In 1830, Chelsea was a mere 1.5 square mile peninsula housing four farms and thirty people. The tidal channels of the harbor, Chicken Creek and Mystic River, isolated Chelsea from Charlestown and East Boston. A creek and marshland separated it from Revere. Only with Everett did Chelsea share a dry land border. Though it was located only a mile across the harbor from Boston, Chelsea was hardly influenced by the changes that affected that metropolis because at that time no bridge connected the two locales and ferry service was nonexistent.
Then in 1831, ferry service was instituted. Boston’s burgeoning, land-hungry population spilled across the harbor. By 1860, 12,000 people lived in Chelsea. The first new settlers were well-off Bostonians who built sizable homes. In 1910, almost 42% of Chelsea’s residents were foreign born, however, and intense development created a plethora of small homes on tiny lots and tenements. By 1930, once tiny, rural Chelsea was home to 45,000 people. It had become one of the most densely populated, industrialized cities in the United States.More than 100 manufacturers made Chelsea their base in 1915. Printing, leather, iron goods, food preparation, rubber hosing and belts, and a large-scale salvage industry provided a diverse economic base. Metals, old newspapers, corrugated cardboard, used clothing, wool and cotton goods, all were collected and baled into hundred-pound or fifty-pound blocks and sold to manufacturers for recycling.
The city was divided into districts, segregated by class. Broadway ran the full length of Chelsea from the harbor to its border with Everett, cutting the city in half. The waterfront area housed the industrial and commercial core of Chelsea. Near the waterfront, tenements and a mixture of industrial and institutional buildings bounded Broadway. In the midtown area, shops prevailed. Here and northeast of the industrialized area were the modest residences of many workers; beyond these were the houses of the more affluent. The most prestigious homes were located in Horn Hill, Mount Washington, and Mount Bellingham. Near Mill Creek and the Everett boundary, stately homes lined the street.Most of Chelsea’s residents lived within a quarter mile of Broadway. However, language and religious differences effectively segregated the different ethnic groups. The Catholic Polish community settled near the harbor. The Jews established themselves in the mid-town area (although some streets were a mixture of Jew and Gentile.) The Protestant, American-born residents of northern European descendent laid claim to upper Broadway. Broadway in the southeast and railroad tracks in the northeast effectively separated their neighborhood from the Jewish section.

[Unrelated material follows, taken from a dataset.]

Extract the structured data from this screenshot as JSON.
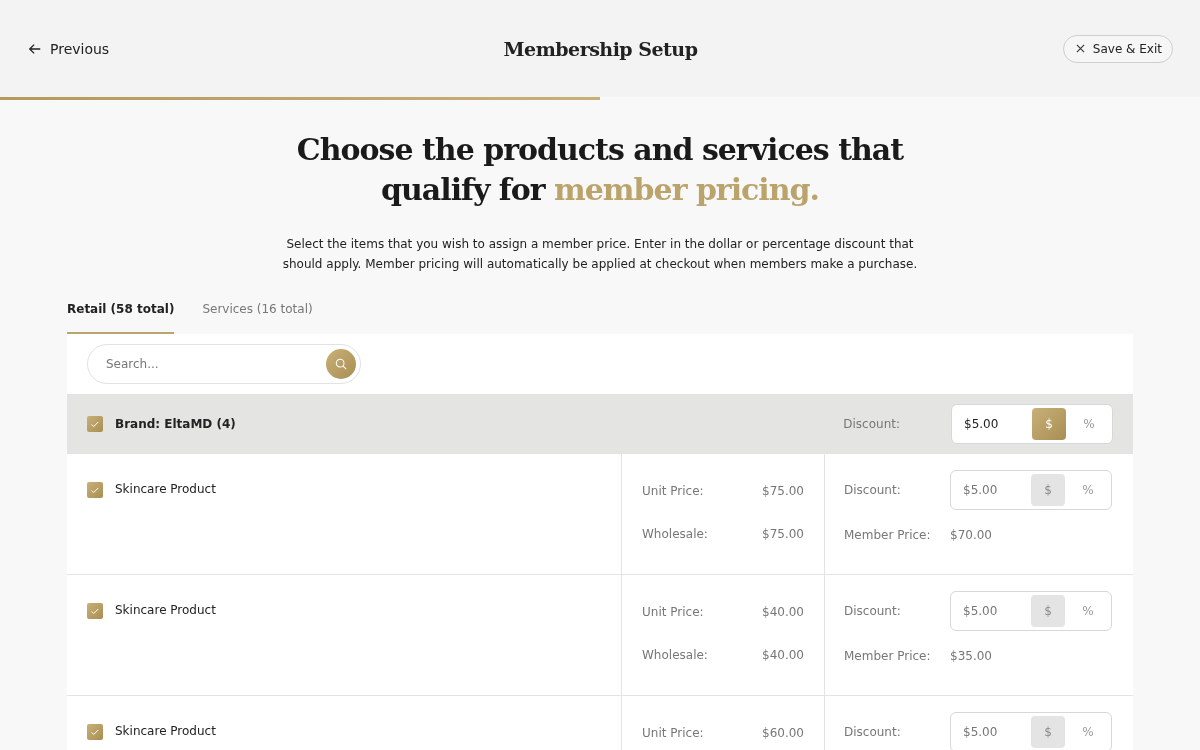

Even the shopping districts were distinct. Along Broadway there were fourteen butcher shops belonging to Gentiles, and no Jewish butchers. On Arlington Street, there were twelve Jewish butcher shops and no Gentile butchers. The Mill Hill section and Polish section of town were very anti-Semitic. Jews felt they were locked out of certain places and certain vocations because of this prejudice.
In 1905, the Jewish population of Chelsea was 4,500. Ten years later in 1915, the population had more than doubled with 11,000 Jews in the city. Most Jews worked in relatively high status occupations. They were carpenters, tailors, clerks, bookkeepers, coal dealer, lawyers, physicians, and journalists. Many of the Jews moved in from Boston during the building boom that followed a terrible Chelsea fire on Palm Sunday in 1908. The conflagration had swept through Chelsea and destroyed almost the entire business section and many houses.
In 1915, Chelsea’s Jew population supported three synagogues and many Jewish political organizations such as the Chelsea Zionist Girls, Chelsea Young Zionists, Judean Juniors; two athletic associations—the Y.M.H.A. (Young Men’s Hebrew Association) and Y.W.H.A. (Young Women’s Hebrew Association); three lodges of the Independent Order of B’rith Abraham; as well as other Jewish organizations.
We do not know how much of Boston and the surrounding area that Sam Gass and other Kessel and Gass family members explored when they first came to Massachusetts. If they had ventured out of Chelsea, these are some sites that they could have seen: